Collaborating to Save Greater Sage Grouse in Canada
The greater sage grouse (Centrocercus urophasianus urophasianus) is one of the top priority species of conservation concern in Canada. Dependent upon sagebrush habitat for food and shelter, this species is at risk due to habitat loss and degradation, industrial disturbance, changing climatic conditions, and other threats.
Greater sage grouse populations now occupy only 7% of the historical Canadian range and have declined by 98% in the past 25-45 years. About 100 adults remain in Canada, split into two isolated populations. Stochastic processes in these small populations have led to a female-biased sex ratio, with only 31 adult males remaining in Canada split between the two populations. Extinction could occur within 10 years if conservation action is not taken, calling for immediate action to prevent further decline.

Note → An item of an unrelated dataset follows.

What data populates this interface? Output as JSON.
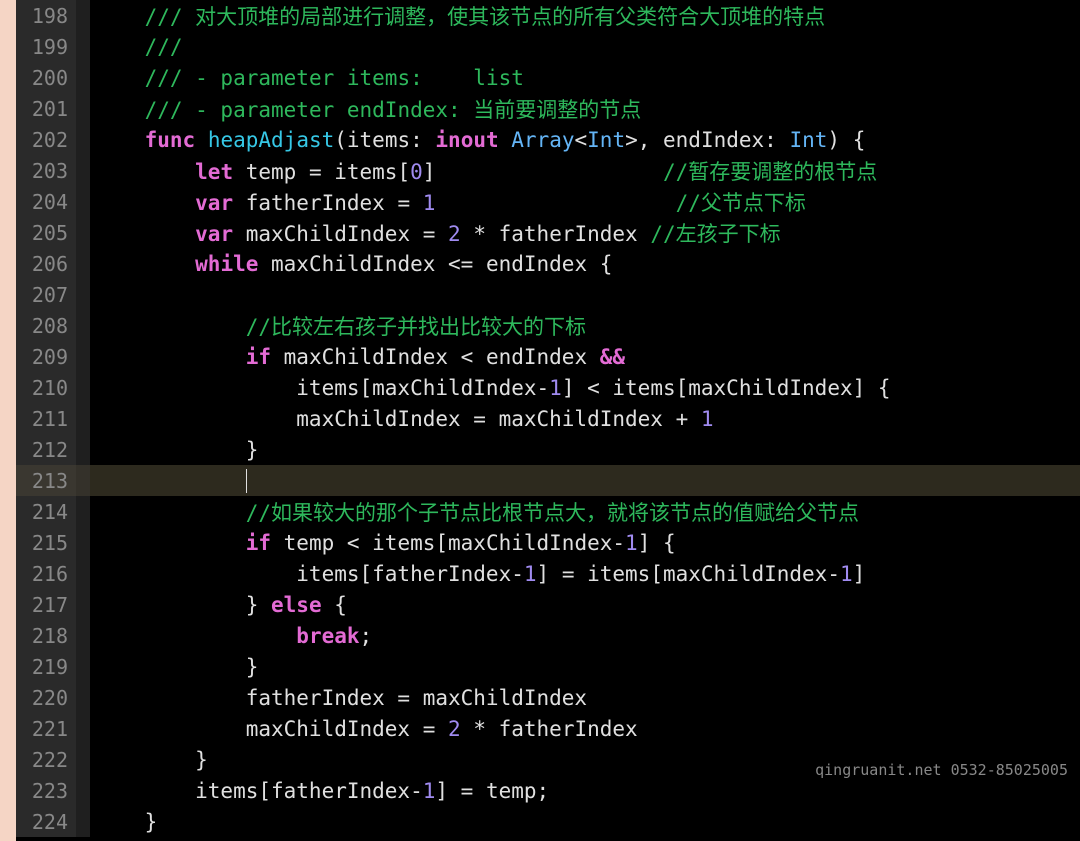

In collaboration with Calgary Zoo’s Centre for Conservation Research and IUCN’s Reintroduction and Galliformes Specialist Groups, CBSG conducted a PHVA for greater sage grouse in Canada. Existing recovery plans were expanded to incorporate management actions to reduce the primary threats driving population decline and to explore population management strategies to prevent imminent extinction. Participants outlined strategies to address poor population growth, including increasing functional habitat, minimizing disturbance and fragmentation, and reducing high predation rates. Population management options include conservation translocations from wild-to-wild and captive-to-wild for population reinforcement and reintroduction. An ex situ population will be developed by Calgary Zoo as an assurance population and potential source for translocations.
This workshop successfully integrated a wide diversity of stakeholders—from wildlife managers and field researchers to local landowners and representatives of the energy industry—to evaluate and recommend both ex situ and in situ conservation management techniques as part of an integrated conservation plan to support the recovery of the greater sage grouse in Canada. The collaboration of three IUCN SSC Specialist Groups encouraged the application of various IUCN guidelines—the new reintroduction guidelines, draft revised guidelines for ex situ management, and reintroduction guidelines for Galliformes—to properly assess and develop effective conservation strategies. The result is a strong example of the One Plan approach to species conservation planning in action.
Photos by Calgary Zoo.